Measure R has officially been ruled illegal by a judge of the California Superior Court, Los Angeles County, City Attorney Christi Hogin reported Tuesday evening.
The judgment, announced in December 2015, was finalized late in the day Tuesday and the late-breaking news came just minutes before The Malibu Times went to print.
Hogin reported that Superior Court of California, County of Los Angeles Judge James C. Chalfant signed the judgment Tuesday, giving the city 60 days to determine whether or not it will launch an appeal of the decision.
Chalfant also gave Measure R proponents who applied to intervene in the case permission to do so, meaning they have the legal ability to step in and appeal the ruling, should the city determine it will not.
The judge’s ruling broke down into four pieces:
1. The proponents of Measure R — Michele Reiner, Dru Ann Dixon-Jacobson and Carol Moss — are granted permission to intervene and may appeal if they decide to.
2. Measure R is not in effect during the appeal.
3. The court declined to order that the City of Malibu enforce Measure R during the appeal, but gave interveners 10 days to see if a court of appeals will order the city to enforce the ordinance.
4. The judge signed the judgment and the city has 60 days to decide on appealing it.
The judge’s final decision came less than 24 hours after a second stalled Malibu Planning Commission meeting failed to move forward a potential Measure R replacement ordinance that would put limitations on chain stores in the Malibu Civic Center.
The fact that Measure R will not be in effect during the appeal was a legal relief to Hogin, who worried about the implications of enforcing a law ruled to be illegal.
“That whole time we [would be] knowingly violating people’s due process rights, so I was worried about that,” Hogin said.
“The court answered it by saying that the injunction is prohibitory.

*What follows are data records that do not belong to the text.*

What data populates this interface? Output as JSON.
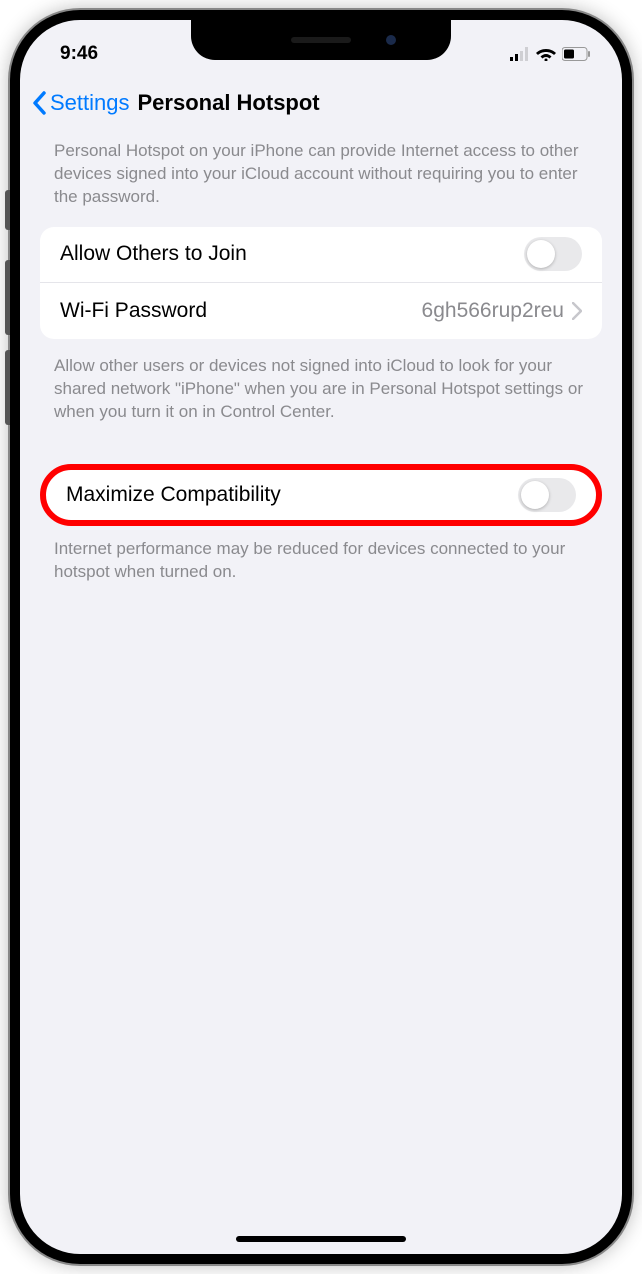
{
  "statusBar": {
    "time": "9:46"
  },
  "nav": {
    "back": "Settings",
    "title": "Personal Hotspot"
  },
  "desc1": "Personal Hotspot on your iPhone can provide Internet access to other devices signed into your iCloud account without requiring you to enter the password.",
  "group1": {
    "allowOthers": "Allow Others to Join",
    "wifiLabel": "Wi-Fi Password",
    "wifiValue": "6gh566rup2reu"
  },
  "desc2": "Allow other users or devices not signed into iCloud to look for your shared network \"iPhone\" when you are in Personal Hotspot settings or when you turn it on in Control Center.",
  "group2": {
    "maxCompat": "Maximize Compatibility"
  },
  "desc3": "Internet performance may be reduced for devices connected to your hotspot when turned on."
}
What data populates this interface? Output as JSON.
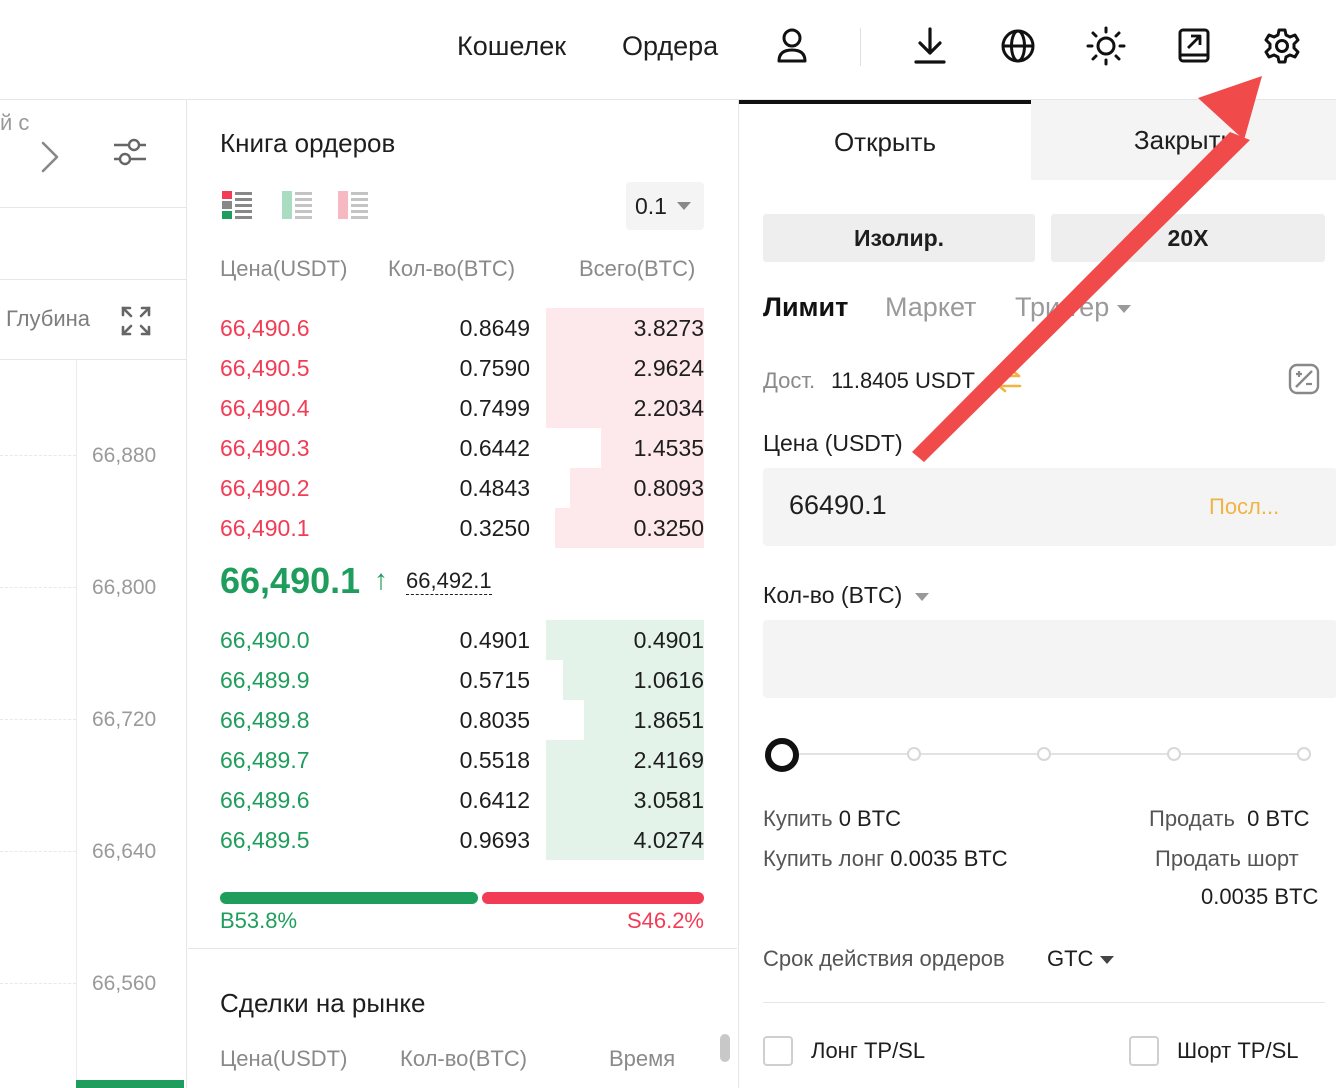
{
  "nav": {
    "wallet": "Кошелек",
    "orders": "Ордера",
    "icons": [
      "user-icon",
      "download-icon",
      "globe-icon",
      "theme-icon",
      "share-icon",
      "gear-icon"
    ]
  },
  "chart": {
    "cut_text": "й с",
    "depth": "Глубина",
    "axis": [
      "66,880",
      "66,800",
      "66,720",
      "66,640",
      "66,560"
    ]
  },
  "orderbook": {
    "title": "Книга ордеров",
    "precision": "0.1",
    "headers": {
      "price": "Цена(USDT)",
      "qty": "Кол-во(BTC)",
      "total": "Всего(BTC)"
    },
    "asks": [
      {
        "price": "66,490.6",
        "qty": "0.8649",
        "total": "3.8273",
        "depth": 0.95
      },
      {
        "price": "66,490.5",
        "qty": "0.7590",
        "total": "2.9624",
        "depth": 0.95
      },
      {
        "price": "66,490.4",
        "qty": "0.7499",
        "total": "2.2034",
        "depth": 0.95
      },
      {
        "price": "66,490.3",
        "qty": "0.6442",
        "total": "1.4535",
        "depth": 0.62
      },
      {
        "price": "66,490.2",
        "qty": "0.4843",
        "total": "0.8093",
        "depth": 0.81
      },
      {
        "price": "66,490.1",
        "qty": "0.3250",
        "total": "0.3250",
        "depth": 0.9
      }
    ],
    "last_price": "66,490.1",
    "mark_price": "66,492.1",
    "bids": [
      {
        "price": "66,490.0",
        "qty": "0.4901",
        "total": "0.4901",
        "depth": 0.95
      },
      {
        "price": "66,489.9",
        "qty": "0.5715",
        "total": "1.0616",
        "depth": 0.85
      },
      {
        "price": "66,489.8",
        "qty": "0.8035",
        "total": "1.8651",
        "depth": 0.72
      },
      {
        "price": "66,489.7",
        "qty": "0.5518",
        "total": "2.4169",
        "depth": 0.95
      },
      {
        "price": "66,489.6",
        "qty": "0.6412",
        "total": "3.0581",
        "depth": 0.95
      },
      {
        "price": "66,489.5",
        "qty": "0.9693",
        "total": "4.0274",
        "depth": 0.95
      }
    ],
    "buy_ratio": "B53.8%",
    "sell_ratio": "S46.2%",
    "buy_fraction": 0.538
  },
  "trades": {
    "title": "Сделки на рынке",
    "headers": {
      "price": "Цена(USDT)",
      "qty": "Кол-во(BTC)",
      "time": "Время"
    }
  },
  "trade_panel": {
    "tab_open": "Открыть",
    "tab_close": "Закрыть",
    "margin_mode": "Изолир.",
    "leverage": "20X",
    "order_types": {
      "limit": "Лимит",
      "market": "Маркет",
      "trigger": "Триггер"
    },
    "avail_label": "Дост.",
    "avail_value": "11.8405 USDT",
    "price_label": "Цена (USDT)",
    "price_value": "66490.1",
    "last_btn": "Посл...",
    "qty_label": "Кол-во (BTC)",
    "buy_label": "Купить",
    "buy_value": "0 BTC",
    "sell_label": "Продать",
    "sell_value": "0 BTC",
    "buy_long_label": "Купить лонг",
    "buy_long_value": "0.0035 BTC",
    "sell_short_label": "Продать шорт",
    "sell_short_value": "0.0035 BTC",
    "tif_label": "Срок действия ордеров",
    "tif_value": "GTC",
    "long_tpsl": "Лонг TP/SL",
    "short_tpsl": "Шорт TP/SL"
  },
  "colors": {
    "green": "#1f9d5c",
    "red": "#f23c55",
    "accent": "#f0b442",
    "arrow": "#f04a4a"
  }
}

It’s the kind of injunction that is not stayed on appeal, so the only way that the city would be able to enforce Measure R was if a court affirmatively allowed us to.”
In other words, an appeals court would have to give express permission to the city to enforce Measure R, which interveners have 10 days to request.
The suit against Measure R was filed by lawyers representing local developers Malibu Bay Company and The Park at Cross Creek, including developer Steve Soboroff.
Late Tuesday, Soboroff gave a statement to The Malibu Times during a brief phone interview, during which he was asked whether the controversial Whole Foods in the Park project, struck down by voters in November operating under Measure R, will proceed since Measure R is no longer in effect.
“We’ve always been proceeding. We’ve gotten EIR approval, Coastal Commission approval, Planning Commission approval and City Council approval over a period of five years, so we’re moving forward,” Soboroff said. “The judge said again today that Measure R is unconstitutional. Unconstitutional means things are not legal; Measure R is not legal.”
There was no news Tuesday regarding whether interveners Reiner, Dixon-Jacobson and Moss have formally decided to launch an appeal of the judge’s decision.
“They have a right to pursue an appeal independent of the city,” Hogin explained.
Reiner, Dixon-Jacobson and Moss could not be reached for comment by The Malibu Times deadline.